About the Html output Contents Index

Hyperlatex will automatically partition your input file into separate HTML files, using the sectioning commands in the input. It attaches buttons and menus to every HTML file, so that the reader can walk through your document and can easily find the information that she is looking for. (Note that HTML documentation usually calls a single HTML file a "document". In this manual we take the LaTeX point of view, and call "document" what is enclosed in a document environment. We will use the term node for the individual HTML files.) You may want to experiment a bit with this manual. You'll find that every \section and \subsection command starts a new node. The HTML node of a section that contains subsections contains a menu whose entries lead you to the subsections. Furthermore, every HTML node has three buttons: Next, Previous, and Up.

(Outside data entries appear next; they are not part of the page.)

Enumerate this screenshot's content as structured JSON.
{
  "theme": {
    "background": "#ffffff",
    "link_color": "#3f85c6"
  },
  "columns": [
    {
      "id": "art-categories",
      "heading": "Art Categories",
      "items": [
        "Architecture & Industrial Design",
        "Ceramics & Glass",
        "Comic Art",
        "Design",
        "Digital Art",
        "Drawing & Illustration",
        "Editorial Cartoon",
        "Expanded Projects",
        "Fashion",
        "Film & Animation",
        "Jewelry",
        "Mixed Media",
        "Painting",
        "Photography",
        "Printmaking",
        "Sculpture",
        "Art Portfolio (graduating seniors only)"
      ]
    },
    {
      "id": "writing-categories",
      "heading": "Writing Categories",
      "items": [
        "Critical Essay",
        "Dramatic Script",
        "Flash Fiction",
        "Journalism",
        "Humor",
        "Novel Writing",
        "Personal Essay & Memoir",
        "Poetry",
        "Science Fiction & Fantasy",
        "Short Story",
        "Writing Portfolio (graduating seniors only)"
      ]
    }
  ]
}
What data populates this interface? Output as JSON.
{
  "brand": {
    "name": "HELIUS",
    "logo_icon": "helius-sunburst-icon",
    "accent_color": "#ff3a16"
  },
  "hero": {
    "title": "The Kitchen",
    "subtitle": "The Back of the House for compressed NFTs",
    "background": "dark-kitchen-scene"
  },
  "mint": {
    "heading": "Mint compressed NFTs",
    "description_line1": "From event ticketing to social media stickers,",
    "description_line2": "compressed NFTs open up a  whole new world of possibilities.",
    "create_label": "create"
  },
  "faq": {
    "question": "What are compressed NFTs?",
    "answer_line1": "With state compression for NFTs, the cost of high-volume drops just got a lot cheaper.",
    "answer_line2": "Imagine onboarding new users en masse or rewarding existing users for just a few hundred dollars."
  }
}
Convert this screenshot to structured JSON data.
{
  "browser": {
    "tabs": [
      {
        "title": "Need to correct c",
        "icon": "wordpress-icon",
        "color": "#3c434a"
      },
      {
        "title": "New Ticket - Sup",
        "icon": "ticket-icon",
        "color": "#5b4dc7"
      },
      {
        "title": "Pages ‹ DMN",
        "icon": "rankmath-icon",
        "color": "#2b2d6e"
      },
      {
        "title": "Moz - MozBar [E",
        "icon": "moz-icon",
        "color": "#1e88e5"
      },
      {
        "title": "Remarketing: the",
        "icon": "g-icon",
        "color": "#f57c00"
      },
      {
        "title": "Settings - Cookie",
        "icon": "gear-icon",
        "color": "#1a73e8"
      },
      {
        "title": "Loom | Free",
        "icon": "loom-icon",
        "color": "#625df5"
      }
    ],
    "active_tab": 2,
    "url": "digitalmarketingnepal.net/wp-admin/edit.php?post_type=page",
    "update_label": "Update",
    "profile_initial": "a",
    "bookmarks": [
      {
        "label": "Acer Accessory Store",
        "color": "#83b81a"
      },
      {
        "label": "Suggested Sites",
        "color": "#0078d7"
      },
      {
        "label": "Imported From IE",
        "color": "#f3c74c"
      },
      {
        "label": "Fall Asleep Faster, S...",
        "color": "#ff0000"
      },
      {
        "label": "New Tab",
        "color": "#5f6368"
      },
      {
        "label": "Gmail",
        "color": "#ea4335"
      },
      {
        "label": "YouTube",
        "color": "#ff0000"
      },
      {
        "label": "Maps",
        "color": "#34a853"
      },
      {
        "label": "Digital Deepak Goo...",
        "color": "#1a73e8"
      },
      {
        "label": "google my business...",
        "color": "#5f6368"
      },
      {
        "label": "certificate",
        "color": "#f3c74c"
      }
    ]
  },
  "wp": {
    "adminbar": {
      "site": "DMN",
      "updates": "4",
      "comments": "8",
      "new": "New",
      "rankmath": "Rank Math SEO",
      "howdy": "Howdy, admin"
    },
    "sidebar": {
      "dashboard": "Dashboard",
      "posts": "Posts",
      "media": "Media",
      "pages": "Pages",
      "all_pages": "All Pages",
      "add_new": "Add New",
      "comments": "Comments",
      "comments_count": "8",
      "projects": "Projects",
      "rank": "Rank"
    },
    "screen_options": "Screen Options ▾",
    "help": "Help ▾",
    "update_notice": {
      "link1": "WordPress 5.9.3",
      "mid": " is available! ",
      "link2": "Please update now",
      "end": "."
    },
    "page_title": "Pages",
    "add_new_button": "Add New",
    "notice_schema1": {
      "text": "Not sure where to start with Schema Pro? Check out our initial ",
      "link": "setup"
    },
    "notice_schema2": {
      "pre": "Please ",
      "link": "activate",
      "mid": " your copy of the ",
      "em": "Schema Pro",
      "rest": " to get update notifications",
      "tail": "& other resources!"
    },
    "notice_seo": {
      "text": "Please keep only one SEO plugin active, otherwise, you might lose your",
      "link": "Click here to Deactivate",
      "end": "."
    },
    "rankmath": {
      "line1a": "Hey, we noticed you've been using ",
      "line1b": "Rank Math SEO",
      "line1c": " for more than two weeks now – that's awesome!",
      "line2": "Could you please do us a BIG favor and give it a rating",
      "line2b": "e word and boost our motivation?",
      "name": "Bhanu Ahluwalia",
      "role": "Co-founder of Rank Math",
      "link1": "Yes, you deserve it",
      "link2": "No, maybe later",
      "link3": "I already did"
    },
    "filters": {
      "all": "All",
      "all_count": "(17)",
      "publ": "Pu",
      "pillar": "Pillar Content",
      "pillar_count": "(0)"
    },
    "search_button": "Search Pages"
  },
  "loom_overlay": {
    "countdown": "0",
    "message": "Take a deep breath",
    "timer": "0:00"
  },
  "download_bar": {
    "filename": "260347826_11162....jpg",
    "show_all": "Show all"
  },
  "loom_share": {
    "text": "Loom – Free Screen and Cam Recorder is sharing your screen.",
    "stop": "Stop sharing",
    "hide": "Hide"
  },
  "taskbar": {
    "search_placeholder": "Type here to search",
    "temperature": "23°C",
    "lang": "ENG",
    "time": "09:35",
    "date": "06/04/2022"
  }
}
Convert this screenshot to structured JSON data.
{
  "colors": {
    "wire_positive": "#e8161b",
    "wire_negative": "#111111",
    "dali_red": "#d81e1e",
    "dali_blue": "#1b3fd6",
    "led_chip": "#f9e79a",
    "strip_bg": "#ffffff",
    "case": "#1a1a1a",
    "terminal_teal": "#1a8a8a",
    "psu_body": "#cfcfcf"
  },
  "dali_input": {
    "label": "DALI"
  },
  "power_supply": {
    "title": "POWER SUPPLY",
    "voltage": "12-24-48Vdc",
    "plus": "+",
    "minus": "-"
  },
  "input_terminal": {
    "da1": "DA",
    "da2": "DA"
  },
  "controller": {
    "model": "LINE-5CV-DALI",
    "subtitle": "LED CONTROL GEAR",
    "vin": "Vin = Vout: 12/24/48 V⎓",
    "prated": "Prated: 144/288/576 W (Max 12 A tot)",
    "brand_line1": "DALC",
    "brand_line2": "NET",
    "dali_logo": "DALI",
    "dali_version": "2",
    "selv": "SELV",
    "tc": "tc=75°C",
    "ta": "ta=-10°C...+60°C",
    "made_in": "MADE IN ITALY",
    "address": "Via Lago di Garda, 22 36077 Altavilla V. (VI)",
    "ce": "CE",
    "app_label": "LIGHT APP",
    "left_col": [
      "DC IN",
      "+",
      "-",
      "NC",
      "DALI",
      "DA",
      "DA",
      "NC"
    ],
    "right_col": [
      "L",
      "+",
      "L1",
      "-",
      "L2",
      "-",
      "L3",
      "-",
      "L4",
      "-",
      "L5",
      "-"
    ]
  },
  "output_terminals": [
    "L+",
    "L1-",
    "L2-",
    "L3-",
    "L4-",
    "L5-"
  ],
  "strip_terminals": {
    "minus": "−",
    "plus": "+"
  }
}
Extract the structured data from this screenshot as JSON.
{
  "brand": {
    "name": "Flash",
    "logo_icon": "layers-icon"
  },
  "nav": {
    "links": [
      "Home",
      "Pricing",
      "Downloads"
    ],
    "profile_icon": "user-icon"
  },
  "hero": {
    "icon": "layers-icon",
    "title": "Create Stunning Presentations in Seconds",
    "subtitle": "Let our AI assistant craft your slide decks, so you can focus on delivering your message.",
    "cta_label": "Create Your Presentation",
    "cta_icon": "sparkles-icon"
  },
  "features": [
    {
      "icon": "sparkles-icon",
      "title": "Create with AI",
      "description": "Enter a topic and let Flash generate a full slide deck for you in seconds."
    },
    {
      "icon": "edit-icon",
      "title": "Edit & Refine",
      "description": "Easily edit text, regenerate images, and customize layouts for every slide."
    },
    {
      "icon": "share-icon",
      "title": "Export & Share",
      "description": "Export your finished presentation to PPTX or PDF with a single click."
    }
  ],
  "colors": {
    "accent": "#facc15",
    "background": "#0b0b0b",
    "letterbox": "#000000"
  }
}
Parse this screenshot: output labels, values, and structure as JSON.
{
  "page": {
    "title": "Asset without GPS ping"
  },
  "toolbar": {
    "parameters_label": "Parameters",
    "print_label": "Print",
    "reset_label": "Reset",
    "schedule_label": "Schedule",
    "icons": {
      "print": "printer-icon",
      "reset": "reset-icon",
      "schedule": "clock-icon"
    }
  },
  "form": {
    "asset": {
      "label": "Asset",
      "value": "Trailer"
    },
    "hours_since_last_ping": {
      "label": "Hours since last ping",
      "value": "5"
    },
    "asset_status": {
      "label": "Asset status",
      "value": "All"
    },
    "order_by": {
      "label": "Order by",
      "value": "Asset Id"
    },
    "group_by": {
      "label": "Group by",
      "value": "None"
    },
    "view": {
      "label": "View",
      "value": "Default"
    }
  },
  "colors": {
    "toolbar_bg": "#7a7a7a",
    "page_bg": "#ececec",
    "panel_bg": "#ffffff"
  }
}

The Next button leads you to the next section at the same level. That means that if you are looking at the node for the section "Getting started," the Next button takes you to "Conditional Compilation," not to "Preparing an input file" (the first subsection of "Getting started"). If you are looking at the last subsection of a section, there will be no Next button, and you have to go Up again, before you can step further. This makes it easy to browse quickly through one level of detail, while only delving into the lower levels when you become interested. (It is possible to change this behavior so that the Next button always leads to the next piece of text.)

If you look at this manual, you'll find that there is one special node that acts as the entry point to the manual, and as the parent for all its sections. This node is called the top node. Everything between \begin{document} and the first sectioning command (such as \section or \chapter) goes into the top node.

An HTML file needs a title. The default title is "Untitled", you can set it to something more meaningful in the preamble1 of your document using the \htmltitle command. You should use something not too long, but useful. (The HTML title is often displayed by browsers in the window header, and is used in history lists or bookmark files.) The title you specify is used directly for the top node of your document. The other nodes get a title composed of this and the section heading.

It is common practice to put a short notice at the end of every HTML node, with a reference to the author and possibly the date of creation. You can do this by using the \htmladdress command in the preamble, like this:

   \htmladdress{Otfried Cheong, \today}


July 13, 2005

 About the Html output Contents Index